Duchenne Muscular Dystrophy – Severe Muscle Degeneration Disease

Integrated Oncology Network CEO and cofounder Jeffrey Goffman serves as the board chair of CureDuchenne, a nonprofit organization with headquarters in Newport Beach, California. Jeffrey Goffman and his fellow board members help lead the organization in offering support to individuals with Duchenne muscular dystrophy (DMD) and spearheading research efforts for a cure. A devastating muscle disease, DMD affects nearly 20,000 young boys across the United States and over 300,000 worldwide.

DMD is the most common and severe genetic disorder within the muscular dystrophy family. Defects in the genes responsible for producing a vital muscle protein cause the disease, and affected children usually receive the diagnosis before age 5. By the age of 12, patients lose enough leg muscle to become wheelchair bound, and most do not live past their mid-20s. Although it primarily affects boys, a small number of girls may also receive the diagnosis.

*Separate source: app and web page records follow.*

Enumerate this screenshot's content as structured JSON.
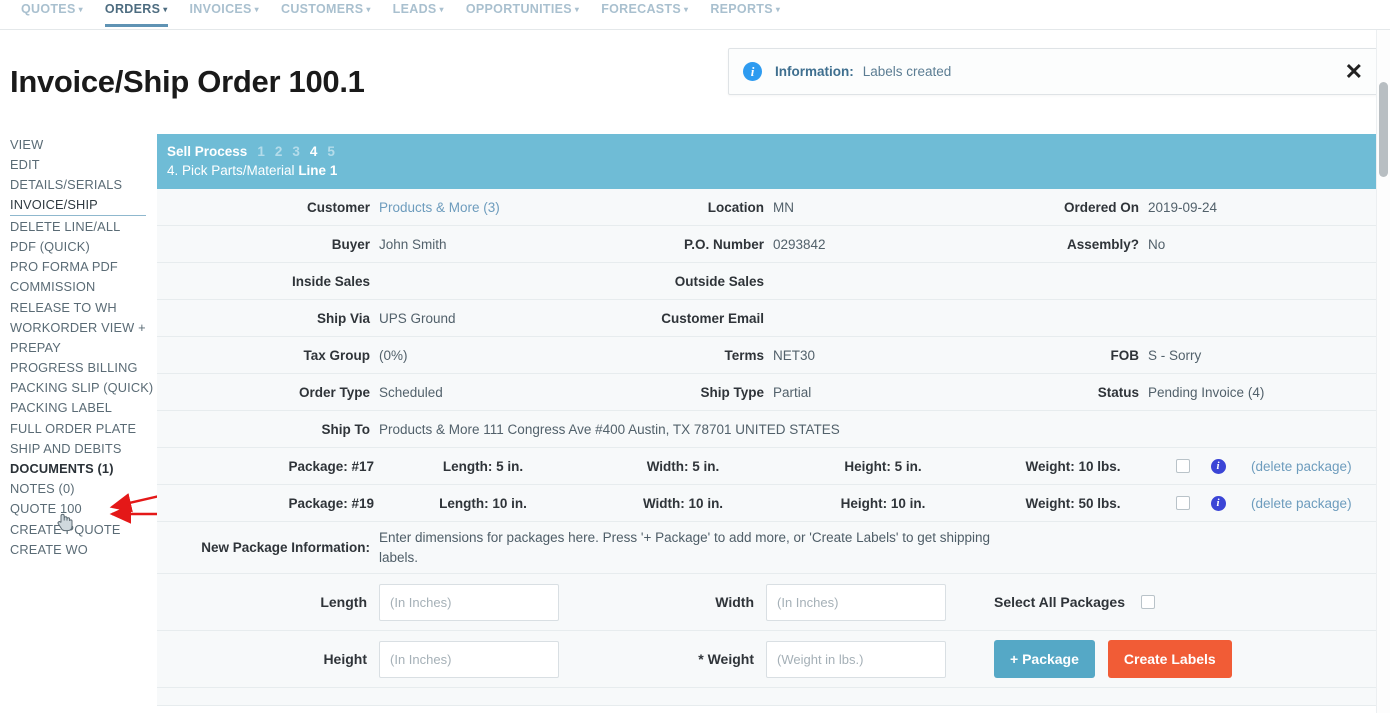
{
  "topnav": {
    "items": [
      {
        "label": "QUOTES",
        "caret": "▾",
        "active": false
      },
      {
        "label": "ORDERS",
        "caret": "▾",
        "active": true
      },
      {
        "label": "INVOICES",
        "caret": "▾",
        "active": false
      },
      {
        "label": "CUSTOMERS",
        "caret": "▾",
        "active": false
      },
      {
        "label": "LEADS",
        "caret": "▾",
        "active": false
      },
      {
        "label": "OPPORTUNITIES",
        "caret": "▾",
        "active": false
      },
      {
        "label": "FORECASTS",
        "caret": "▾",
        "active": false
      },
      {
        "label": "REPORTS",
        "caret": "▾",
        "active": false
      }
    ]
  },
  "page_title": "Invoice/Ship Order 100.1",
  "banner": {
    "icon": "info-icon",
    "label": "Information:",
    "text": "Labels created",
    "close": "✕",
    "accent_color": "#2e9bf0"
  },
  "sidebar": {
    "items": [
      {
        "label": "VIEW"
      },
      {
        "label": "EDIT"
      },
      {
        "label": "DETAILS/SERIALS"
      },
      {
        "label": "INVOICE/SHIP"
      },
      {
        "label": "DELETE LINE/ALL"
      },
      {
        "label": "PDF (QUICK)"
      },
      {
        "label": "PRO FORMA PDF"
      },
      {
        "label": "COMMISSION"
      },
      {
        "label": "RELEASE TO WH"
      },
      {
        "label": "WORKORDER VIEW +"
      },
      {
        "label": "PREPAY"
      },
      {
        "label": "PROGRESS BILLING"
      },
      {
        "label": "PACKING SLIP (QUICK)"
      },
      {
        "label": "PACKING LABEL"
      },
      {
        "label": "FULL ORDER PLATE"
      },
      {
        "label": "SHIP AND DEBITS"
      },
      {
        "label": "DOCUMENTS (1)"
      },
      {
        "label": "NOTES (0)"
      },
      {
        "label": "QUOTE 100"
      },
      {
        "label": "CREATE PQUOTE"
      },
      {
        "label": "CREATE WO"
      }
    ]
  },
  "process": {
    "title": "Sell Process",
    "steps": [
      "1",
      "2",
      "3",
      "4",
      "5"
    ],
    "current_step": "4",
    "step_label": "4. Pick Parts/Material",
    "step_line": "Line 1",
    "bar_color": "#6fbcd6"
  },
  "details": [
    {
      "col1_label": "Customer",
      "col1_value": "Products & More (3)",
      "col1_is_link": true,
      "col2_label": "Location",
      "col2_value": "MN",
      "col3_label": "Ordered On",
      "col3_value": "2019-09-24"
    },
    {
      "col1_label": "Buyer",
      "col1_value": "John Smith",
      "col1_is_link": false,
      "col2_label": "P.O. Number",
      "col2_value": "0293842",
      "col3_label": "Assembly?",
      "col3_value": "No"
    },
    {
      "col1_label": "Inside Sales",
      "col1_value": "",
      "col1_is_link": false,
      "col2_label": "Outside Sales",
      "col2_value": "",
      "col3_label": "",
      "col3_value": ""
    },
    {
      "col1_label": "Ship Via",
      "col1_value": "UPS Ground",
      "col1_is_link": false,
      "col2_label": "Customer Email",
      "col2_value": "",
      "col3_label": "",
      "col3_value": ""
    },
    {
      "col1_label": "Tax Group",
      "col1_value": "(0%)",
      "col1_is_link": false,
      "col2_label": "Terms",
      "col2_value": "NET30",
      "col3_label": "FOB",
      "col3_value": "S - Sorry"
    },
    {
      "col1_label": "Order Type",
      "col1_value": "Scheduled",
      "col1_is_link": false,
      "col2_label": "Ship Type",
      "col2_value": "Partial",
      "col3_label": "Status",
      "col3_value": "Pending Invoice (4)"
    }
  ],
  "ship_to": {
    "label": "Ship To",
    "value": "Products & More 111 Congress Ave #400 Austin, TX 78701 UNITED STATES"
  },
  "packages": [
    {
      "name": "Package: #17",
      "length": "Length: 5 in.",
      "width": "Width: 5 in.",
      "height": "Height: 5 in.",
      "weight": "Weight: 10 lbs.",
      "checked": false,
      "delete_label": "(delete package)"
    },
    {
      "name": "Package: #19",
      "length": "Length: 10 in.",
      "width": "Width: 10 in.",
      "height": "Height: 10 in.",
      "weight": "Weight: 50 lbs.",
      "checked": false,
      "delete_label": "(delete package)"
    }
  ],
  "new_package": {
    "label": "New Package Information:",
    "text": "Enter dimensions for packages here. Press '+ Package' to add more, or 'Create Labels' to get shipping labels."
  },
  "form": {
    "length_label": "Length",
    "length_value": "",
    "length_placeholder": "(In Inches)",
    "width_label": "Width",
    "width_value": "",
    "width_placeholder": "(In Inches)",
    "height_label": "Height",
    "height_value": "",
    "height_placeholder": "(In Inches)",
    "weight_label": "Weight",
    "weight_required_mark": "*",
    "weight_value": "",
    "weight_placeholder": "(Weight in lbs.)",
    "select_all_label": "Select All Packages",
    "select_all_checked": false,
    "add_package_label": "+ Package",
    "add_package_color": "#55a8c6",
    "create_labels_label": "Create Labels",
    "create_labels_color": "#f15c36"
  }
}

Defective genes prevent the body from forming the dystrophin protein, which leads to the progressive degeneration of muscles in nearly every part of the body and eventually compromises heart and lung health. Additional health complications include brittle bones, predisposal to pneumonia and heart failure, and the possible decline of cognitive functions. Patients can also develop fibrosis in the connective tissue between shortened muscle fibers.

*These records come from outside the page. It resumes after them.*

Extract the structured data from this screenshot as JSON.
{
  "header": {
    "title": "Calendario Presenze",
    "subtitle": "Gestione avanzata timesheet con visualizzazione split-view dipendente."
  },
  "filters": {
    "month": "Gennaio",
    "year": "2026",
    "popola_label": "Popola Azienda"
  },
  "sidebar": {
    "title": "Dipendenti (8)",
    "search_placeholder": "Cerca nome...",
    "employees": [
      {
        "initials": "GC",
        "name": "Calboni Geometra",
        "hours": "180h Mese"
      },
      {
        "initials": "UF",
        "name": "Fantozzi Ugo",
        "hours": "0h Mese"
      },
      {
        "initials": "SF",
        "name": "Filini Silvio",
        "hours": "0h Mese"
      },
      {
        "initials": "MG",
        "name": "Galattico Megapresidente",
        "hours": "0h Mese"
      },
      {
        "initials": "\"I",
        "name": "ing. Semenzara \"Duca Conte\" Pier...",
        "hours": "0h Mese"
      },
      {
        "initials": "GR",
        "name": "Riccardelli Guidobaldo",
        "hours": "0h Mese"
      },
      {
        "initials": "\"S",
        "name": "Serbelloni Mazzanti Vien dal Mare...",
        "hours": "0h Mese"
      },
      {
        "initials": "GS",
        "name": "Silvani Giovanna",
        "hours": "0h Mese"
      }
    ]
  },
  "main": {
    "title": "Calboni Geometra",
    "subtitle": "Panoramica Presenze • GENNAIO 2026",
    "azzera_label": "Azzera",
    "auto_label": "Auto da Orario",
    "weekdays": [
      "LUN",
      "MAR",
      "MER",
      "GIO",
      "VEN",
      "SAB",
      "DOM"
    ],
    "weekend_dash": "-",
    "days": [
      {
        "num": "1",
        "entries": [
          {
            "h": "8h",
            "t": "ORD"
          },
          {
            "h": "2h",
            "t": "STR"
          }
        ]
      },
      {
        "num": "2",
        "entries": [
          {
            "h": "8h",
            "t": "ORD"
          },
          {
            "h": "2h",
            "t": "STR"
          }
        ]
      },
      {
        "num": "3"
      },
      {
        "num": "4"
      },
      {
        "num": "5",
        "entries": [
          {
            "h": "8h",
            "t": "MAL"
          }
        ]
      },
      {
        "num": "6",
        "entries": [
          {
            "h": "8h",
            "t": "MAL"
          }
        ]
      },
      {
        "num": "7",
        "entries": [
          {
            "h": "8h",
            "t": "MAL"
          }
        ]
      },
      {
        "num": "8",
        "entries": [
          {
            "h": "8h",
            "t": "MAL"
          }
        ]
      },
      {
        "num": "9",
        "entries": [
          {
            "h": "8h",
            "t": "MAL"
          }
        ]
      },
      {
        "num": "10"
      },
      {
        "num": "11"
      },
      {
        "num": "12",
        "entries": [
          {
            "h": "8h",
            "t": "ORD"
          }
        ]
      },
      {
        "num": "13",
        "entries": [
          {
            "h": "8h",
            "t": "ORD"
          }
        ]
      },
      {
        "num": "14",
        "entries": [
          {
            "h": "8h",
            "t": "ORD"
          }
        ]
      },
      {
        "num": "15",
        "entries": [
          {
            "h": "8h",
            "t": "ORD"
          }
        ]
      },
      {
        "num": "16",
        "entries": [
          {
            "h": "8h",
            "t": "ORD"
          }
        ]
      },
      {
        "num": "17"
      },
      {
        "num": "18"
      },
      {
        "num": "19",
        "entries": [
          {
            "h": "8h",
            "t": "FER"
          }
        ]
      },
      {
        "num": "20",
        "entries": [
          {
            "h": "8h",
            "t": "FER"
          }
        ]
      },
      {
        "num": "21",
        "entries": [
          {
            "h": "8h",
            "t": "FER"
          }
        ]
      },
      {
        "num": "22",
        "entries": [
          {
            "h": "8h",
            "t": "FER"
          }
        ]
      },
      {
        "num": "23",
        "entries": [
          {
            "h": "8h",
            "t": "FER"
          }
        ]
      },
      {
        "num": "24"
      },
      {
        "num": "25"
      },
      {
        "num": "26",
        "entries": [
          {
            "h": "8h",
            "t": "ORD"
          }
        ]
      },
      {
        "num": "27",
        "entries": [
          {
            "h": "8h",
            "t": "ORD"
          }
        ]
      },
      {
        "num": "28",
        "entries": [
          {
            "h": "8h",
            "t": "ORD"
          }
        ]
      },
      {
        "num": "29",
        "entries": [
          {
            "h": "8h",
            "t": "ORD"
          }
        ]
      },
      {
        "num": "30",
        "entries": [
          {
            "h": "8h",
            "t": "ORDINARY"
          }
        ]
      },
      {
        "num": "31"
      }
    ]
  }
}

CureDuchenne’s research strategies focus on providing support for new treatments to reduce DMD’s severity, drug repositioning, and protein replacement therapies. Since its establishment, the organization has advanced seven projects into human clinical trials and leveraged over $100 million from pharmaceutical companies and government agencies to fund cure research.

For additional information about DMD and the CureDuchenne organization, visit http://www.cureduchenne.org.


Leave a Reply

Fill in your details below or click an icon to log in:

WordPress.com Logo

You are commenting using your WordPress.com account. Log Out /  Change )

Google+ photo

You are commenting using your Google+ account. Log Out /  Change )

Twitter picture

You are commenting using your Twitter account. Log Out /  Change )

Facebook photo

You are commenting using your Facebook account. Log Out /  Change )


Connecting to %s